“All of that said, I need to add that this program will only operate under federal and provincial recommendations and our terms and policies reflect that,” Jose said. “Safety of participants and residents is our number one priority and we will conduct this program only if we are able to do so safely.”

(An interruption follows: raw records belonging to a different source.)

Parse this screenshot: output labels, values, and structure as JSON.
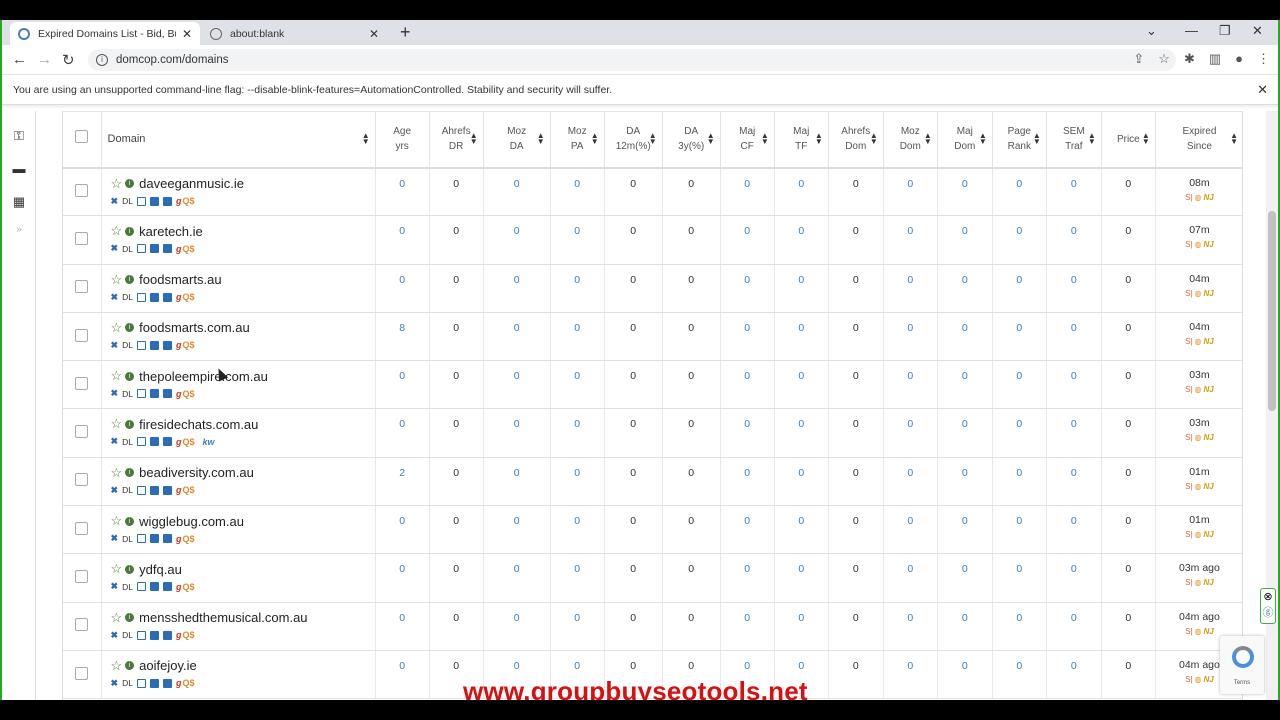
{
  "browser": {
    "tabs": [
      {
        "title": "Expired Domains List - Bid, Buy c",
        "active": true
      },
      {
        "title": "about:blank",
        "active": false
      }
    ],
    "url": "domcop.com/domains",
    "warning": "You are using an unsupported command-line flag: --disable-blink-features=AutomationControlled. Stability and security will suffer."
  },
  "table": {
    "headers": [
      {
        "line1": "Domain",
        "line2": ""
      },
      {
        "line1": "Age",
        "line2": "yrs"
      },
      {
        "line1": "Ahrefs",
        "line2": "DR"
      },
      {
        "line1": "Moz",
        "line2": "DA"
      },
      {
        "line1": "Moz",
        "line2": "PA"
      },
      {
        "line1": "DA",
        "line2": "12m(%)"
      },
      {
        "line1": "DA",
        "line2": "3y(%)"
      },
      {
        "line1": "Maj",
        "line2": "CF"
      },
      {
        "line1": "Maj",
        "line2": "TF"
      },
      {
        "line1": "Ahrefs",
        "line2": "Dom"
      },
      {
        "line1": "Moz",
        "line2": "Dom"
      },
      {
        "line1": "Maj",
        "line2": "Dom"
      },
      {
        "line1": "Page",
        "line2": "Rank"
      },
      {
        "line1": "SEM",
        "line2": "Traf"
      },
      {
        "line1": "Price",
        "line2": ""
      },
      {
        "line1": "Expired",
        "line2": "Since"
      }
    ],
    "tool_labels": {
      "x": "✖",
      "dl": "DL",
      "g": "g",
      "q": "Q$",
      "kw": "kw"
    },
    "source_labels": {
      "s1": "S|",
      "s2": "◍",
      "s3": "NJ"
    },
    "rows": [
      {
        "domain": "daveeganmusic.ie",
        "age": "0",
        "dr": "0",
        "da": "0",
        "pa": "0",
        "da12": "0",
        "da3y": "0",
        "cf": "0",
        "tf": "0",
        "adom": "0",
        "mdom": "0",
        "majdom": "0",
        "pr": "0",
        "sem": "0",
        "price": "0",
        "expired": "08m",
        "kw": ""
      },
      {
        "domain": "karetech.ie",
        "age": "0",
        "dr": "0",
        "da": "0",
        "pa": "0",
        "da12": "0",
        "da3y": "0",
        "cf": "0",
        "tf": "0",
        "adom": "0",
        "mdom": "0",
        "majdom": "0",
        "pr": "0",
        "sem": "0",
        "price": "0",
        "expired": "07m",
        "kw": ""
      },
      {
        "domain": "foodsmarts.au",
        "age": "0",
        "dr": "0",
        "da": "0",
        "pa": "0",
        "da12": "0",
        "da3y": "0",
        "cf": "0",
        "tf": "0",
        "adom": "0",
        "mdom": "0",
        "majdom": "0",
        "pr": "0",
        "sem": "0",
        "price": "0",
        "expired": "04m",
        "kw": ""
      },
      {
        "domain": "foodsmarts.com.au",
        "age": "8",
        "dr": "0",
        "da": "0",
        "pa": "0",
        "da12": "0",
        "da3y": "0",
        "cf": "0",
        "tf": "0",
        "adom": "0",
        "mdom": "0",
        "majdom": "0",
        "pr": "0",
        "sem": "0",
        "price": "0",
        "expired": "04m",
        "kw": ""
      },
      {
        "domain": "thepoleempire.com.au",
        "age": "0",
        "dr": "0",
        "da": "0",
        "pa": "0",
        "da12": "0",
        "da3y": "0",
        "cf": "0",
        "tf": "0",
        "adom": "0",
        "mdom": "0",
        "majdom": "0",
        "pr": "0",
        "sem": "0",
        "price": "0",
        "expired": "03m",
        "kw": ""
      },
      {
        "domain": "firesidechats.com.au",
        "age": "0",
        "dr": "0",
        "da": "0",
        "pa": "0",
        "da12": "0",
        "da3y": "0",
        "cf": "0",
        "tf": "0",
        "adom": "0",
        "mdom": "0",
        "majdom": "0",
        "pr": "0",
        "sem": "0",
        "price": "0",
        "expired": "03m",
        "kw": "kw"
      },
      {
        "domain": "beadiversity.com.au",
        "age": "2",
        "dr": "0",
        "da": "0",
        "pa": "0",
        "da12": "0",
        "da3y": "0",
        "cf": "0",
        "tf": "0",
        "adom": "0",
        "mdom": "0",
        "majdom": "0",
        "pr": "0",
        "sem": "0",
        "price": "0",
        "expired": "01m",
        "kw": ""
      },
      {
        "domain": "wigglebug.com.au",
        "age": "0",
        "dr": "0",
        "da": "0",
        "pa": "0",
        "da12": "0",
        "da3y": "0",
        "cf": "0",
        "tf": "0",
        "adom": "0",
        "mdom": "0",
        "majdom": "0",
        "pr": "0",
        "sem": "0",
        "price": "0",
        "expired": "01m",
        "kw": ""
      },
      {
        "domain": "ydfq.au",
        "age": "0",
        "dr": "0",
        "da": "0",
        "pa": "0",
        "da12": "0",
        "da3y": "0",
        "cf": "0",
        "tf": "0",
        "adom": "0",
        "mdom": "0",
        "majdom": "0",
        "pr": "0",
        "sem": "0",
        "price": "0",
        "expired": "03m ago",
        "kw": ""
      },
      {
        "domain": "mensshedthemusical.com.au",
        "age": "0",
        "dr": "0",
        "da": "0",
        "pa": "0",
        "da12": "0",
        "da3y": "0",
        "cf": "0",
        "tf": "0",
        "adom": "0",
        "mdom": "0",
        "majdom": "0",
        "pr": "0",
        "sem": "0",
        "price": "0",
        "expired": "04m ago",
        "kw": ""
      },
      {
        "domain": "aoifejoy.ie",
        "age": "0",
        "dr": "0",
        "da": "0",
        "pa": "0",
        "da12": "0",
        "da3y": "0",
        "cf": "0",
        "tf": "0",
        "adom": "0",
        "mdom": "0",
        "majdom": "0",
        "pr": "0",
        "sem": "0",
        "price": "0",
        "expired": "04m ago",
        "kw": ""
      }
    ]
  },
  "watermark": "www.groupbuyseotools.net",
  "recaptcha_label": "Terms"
}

Mamalli is still accepting applications to reserve a workcation spots next month. Applications can be found on their website.